The 30% tax credit from the Inflation Reduction Act can make the upfront cost of solar panels more affordable, while many states have exemptions that keep property taxes from rising despite the added value to your home.

So what should homeowners consider as they calculate solar savings and weigh the costs and benefits of installing solar panels? MoneyGeek explored some key factors to keep in mind.



We analyzed the average costs of installing a 5 kW solar panel system at home by state and explored federal and state solar incentives to find the states that get the highest return on their investment in solar.

We calculated home solar power production using the average number of peak solar hours, energy consumption figures from the U.S. Energy Information Administration (EIA) and the cost of electricity per watt by state to find the amount of electricity produced by 5 kW solar panels. Annual electricity savings were calculated using the U.S. Energy Information Association's figures for the average electricity bill in each state and the cost offset by solar power production.

Solar payoff periods were determined by dividing the total cost of installing solar panels, after federal and state incentives, by annual electricity savings.

Limitations: Rate of return estimates are based on averages and the assumption that the average lifespan of a solar panel is around 25 years.
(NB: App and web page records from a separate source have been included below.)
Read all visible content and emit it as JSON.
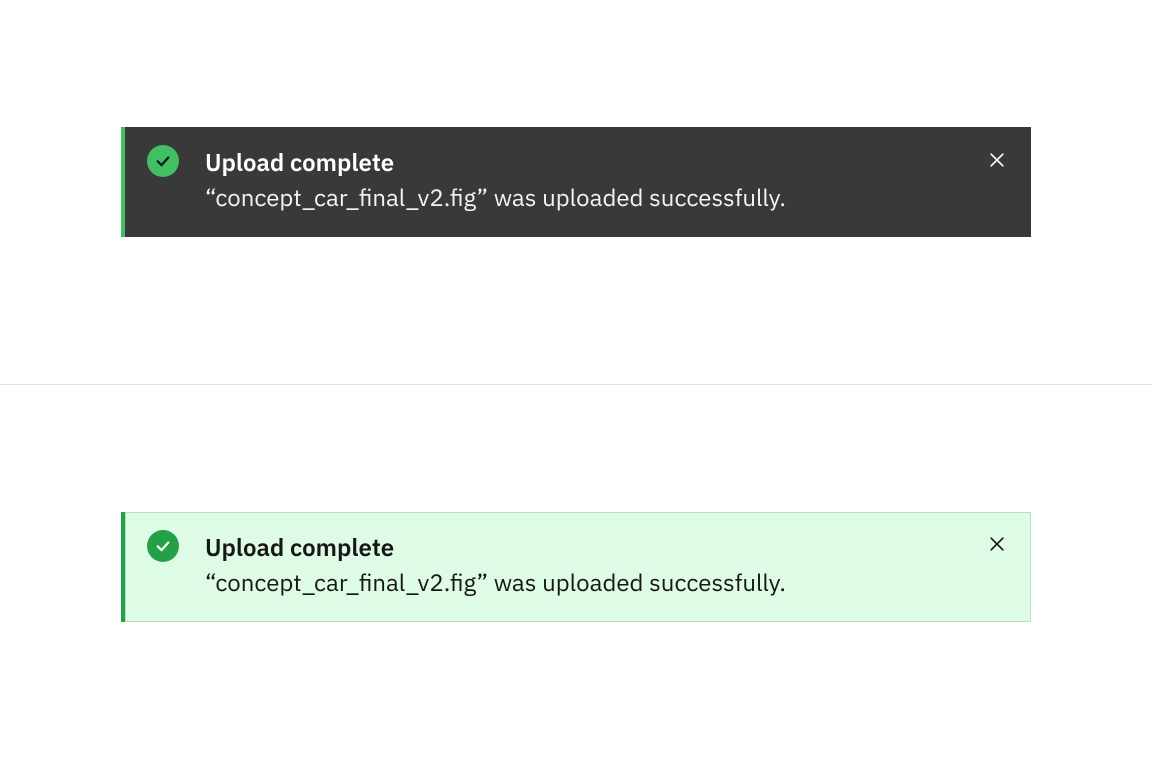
{
  "notifications": [
    {
      "variant": "dark",
      "title": "Upload complete",
      "message": "“concept_car_final_v2.fig” was uploaded successfully.",
      "status_icon": "checkmark-filled",
      "close_icon": "close"
    },
    {
      "variant": "light",
      "title": "Upload complete",
      "message": "“concept_car_final_v2.fig” was uploaded successfully.",
      "status_icon": "checkmark-filled",
      "close_icon": "close"
    }
  ],
  "colors": {
    "success_dark_accent": "#42be65",
    "success_light_accent": "#24a148",
    "toast_dark_bg": "#393939",
    "toast_light_bg": "#defbe6",
    "divider": "#e0e0e0"
  }
}
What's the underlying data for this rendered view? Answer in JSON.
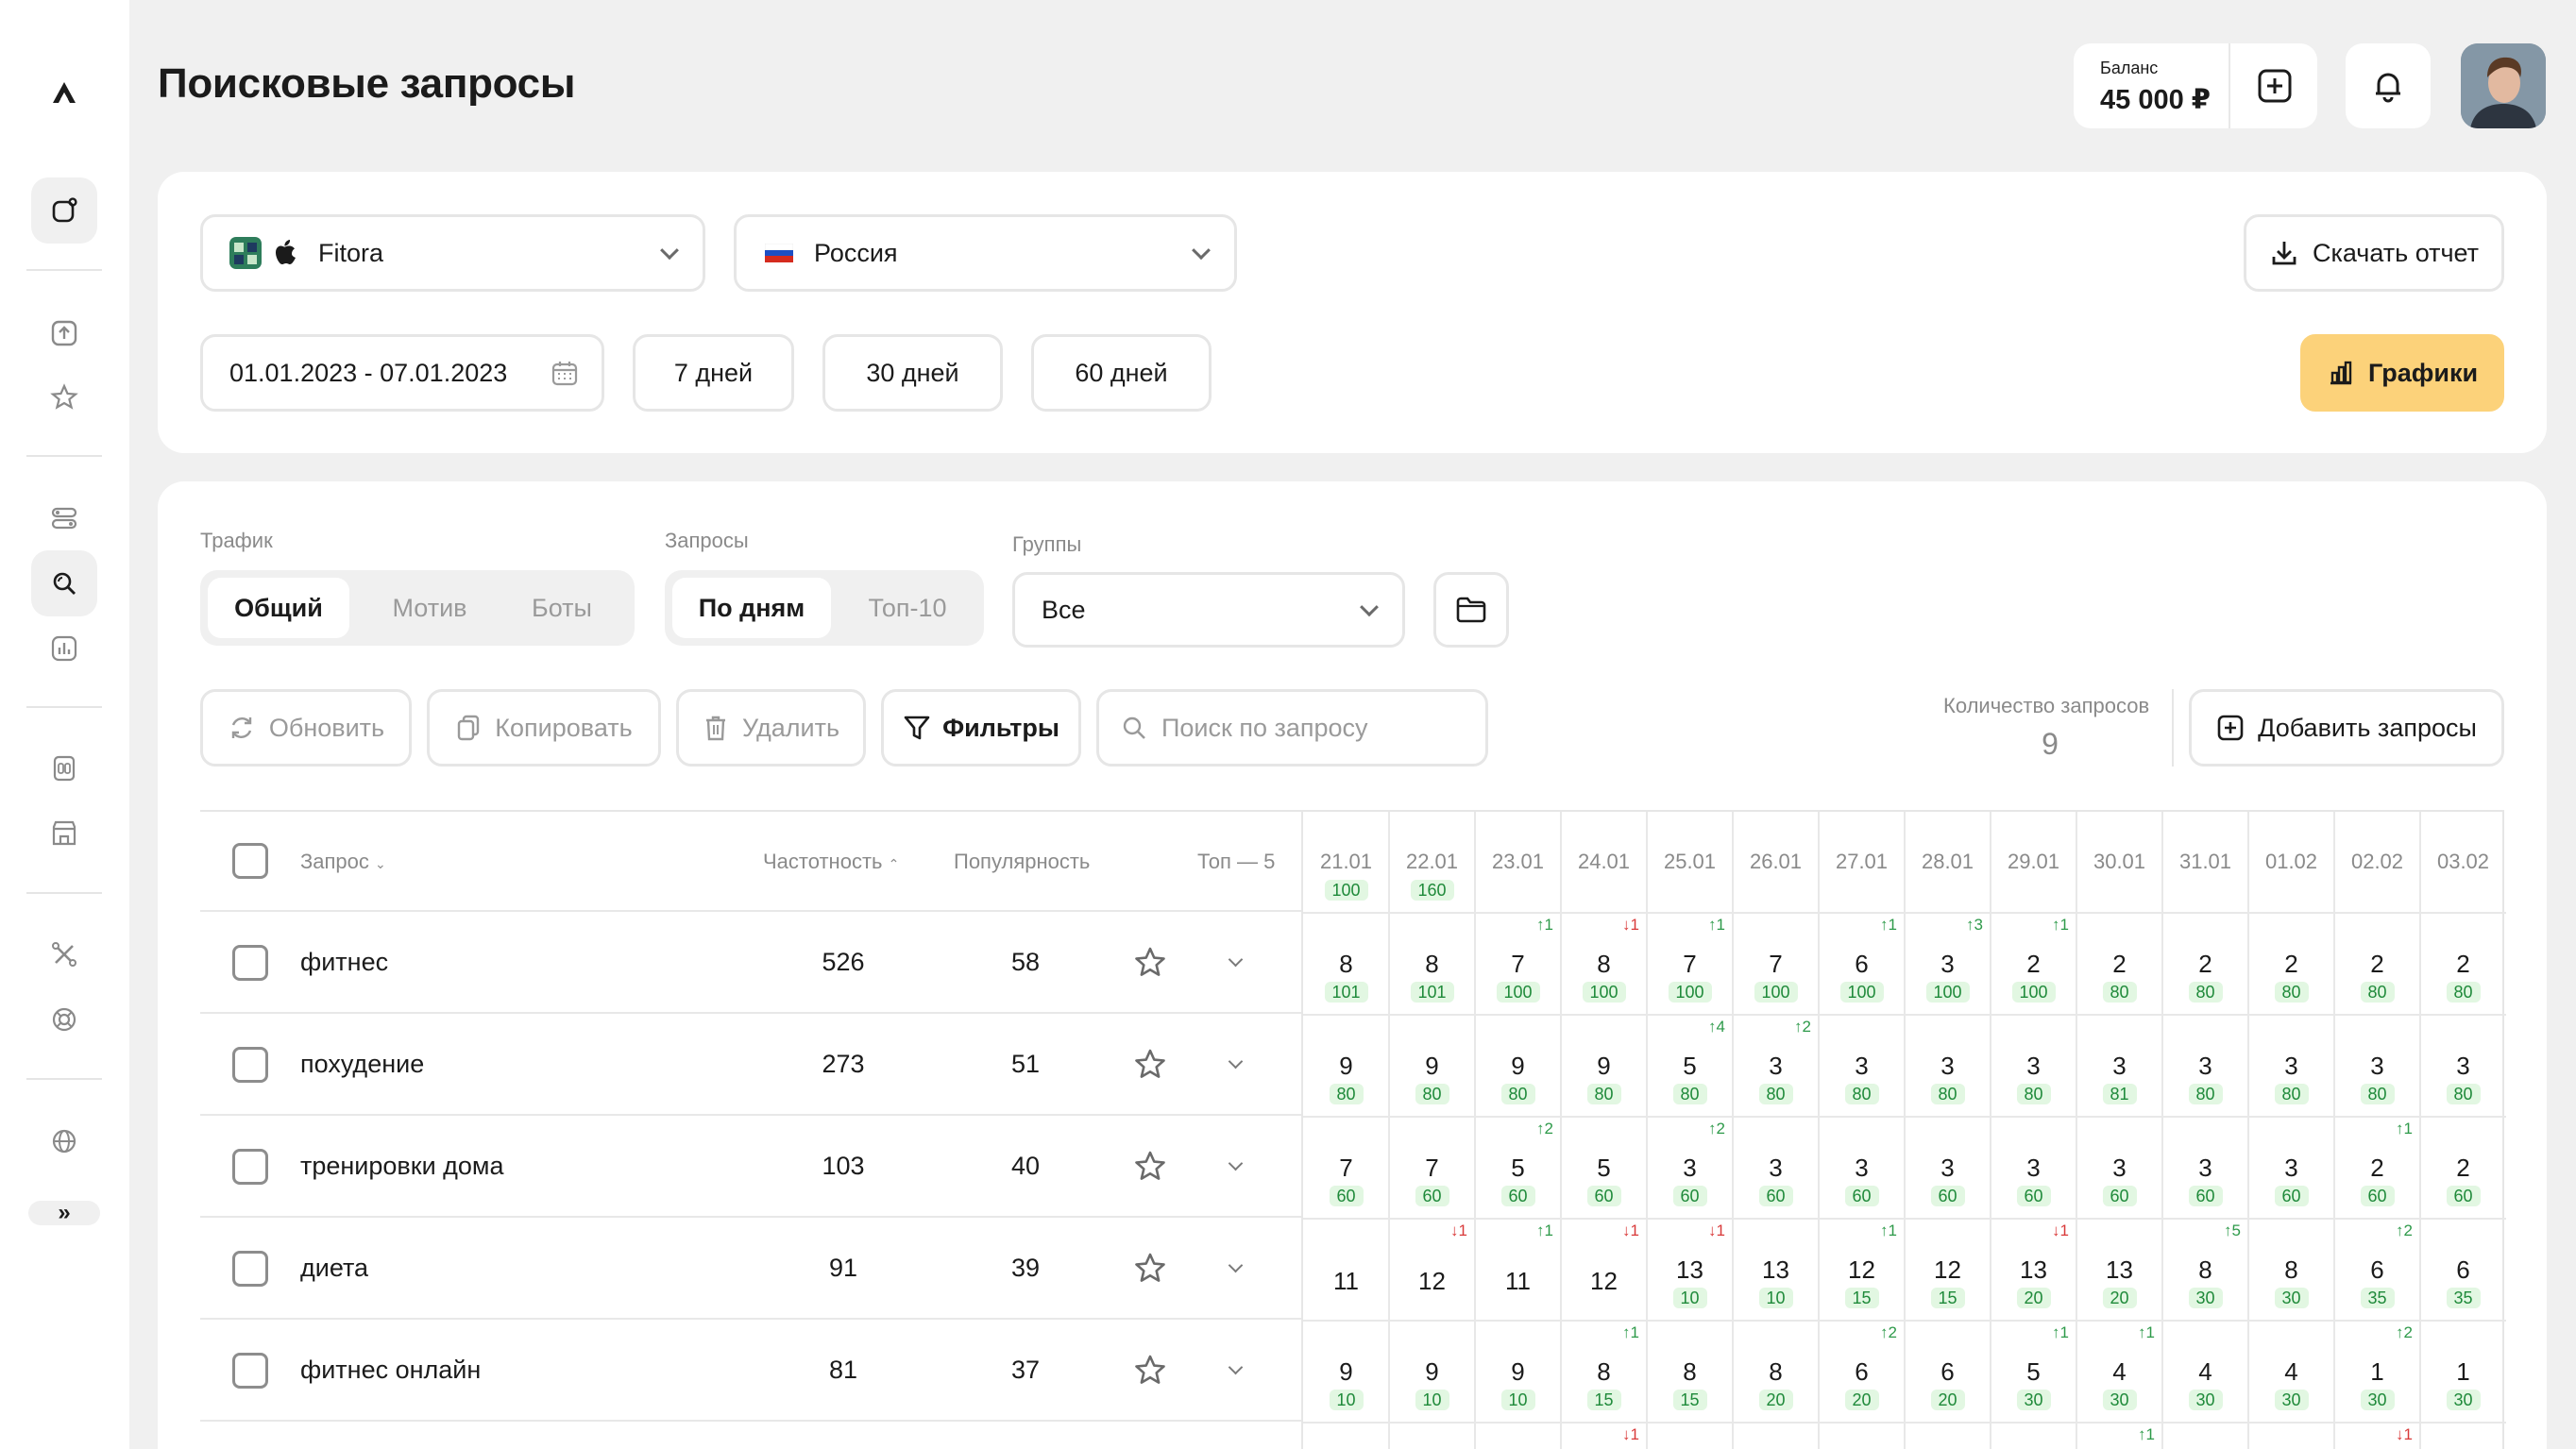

ROI may vary based on factors like the efficiency and quality of panels used, the location of the solar panels, and whether or not net metering is available by state, which may increase returns on solar panel installation. Our analysis uses current energy prices and assumes they’ll stay the same for the purpose of measuring ROI over 25 years, but energy pricing is subject to change.

If you have any questions about our findings or methodology, please reach out to Melody Kasulis via email at

Full Data Set

The data points presented are defined as follows:

  • Rate of Return: The internal rate of return for each state based on the calculated Annual Electricity Savings With Solar and the Cost of a 5 kW System After Federal and State Credits. See definitions of these metrics below.
  • Solar Payback Period in Years: Divides the total cost of installing solar after federal and available state solar incentives by annual electricity savings with a 5 kW solar panel system.
  • Annual Electricity Savings with Solar: Annual Electricity Bill less the calculated dollar value of the solar power produced by a 5 kW system. We calculated solar power production using the average power consumption by state, peak solar hours, the average price of electricity (cents/kWh), and power generated from a 5 kW system.
  • Cost of 5 kW System: The average cost of a 5 kW system by state, minus the 30% federal tax credit and any available state income tax credits and/or sales tax exemptions.
  • Annual Electricity Bill: Average monthly electricity bill by state from the EIA for 2022.
  • Annual Electricity Savings with Solar (5 kW system): Amount of money saved on electricity per year by supplementing electricity consumption needs with solar power.

About Rachel Newcomb, Ph.D.

Rachel Newcomb, Ph.D. headshot

Dr. Rachel Newcomb is an award-winning writer, researcher and Chair of Anthropology at Rollins College. She has over two decades of experience conducting human-centered research internationally and domestically and has published books about women’s rights, migration and globalization in Morocco.

Her writing on current affairs can be found in publications such as USA Today, HuffPost and The Economist, and she regularly contributes book reviews for The Washington Post. Her books include Everyday Life in Global Morocco (2017, Indiana University Press), Women of Fes: Ambiguities of Urban Life in Morocco​ (2010, University of Pennsylvania Press) and a co-edited volume, Encountering Morocco: Fieldwork and Cultural Understanding (2013, Indiana University Press).

Dr. Newcomb is currently Chair of the Department of Anthropology, interim director of the Global Health Program and co-director of the Middle Eastern and North African Studies program at Rollins College. She earned a doctorate in anthropology from Princeton University.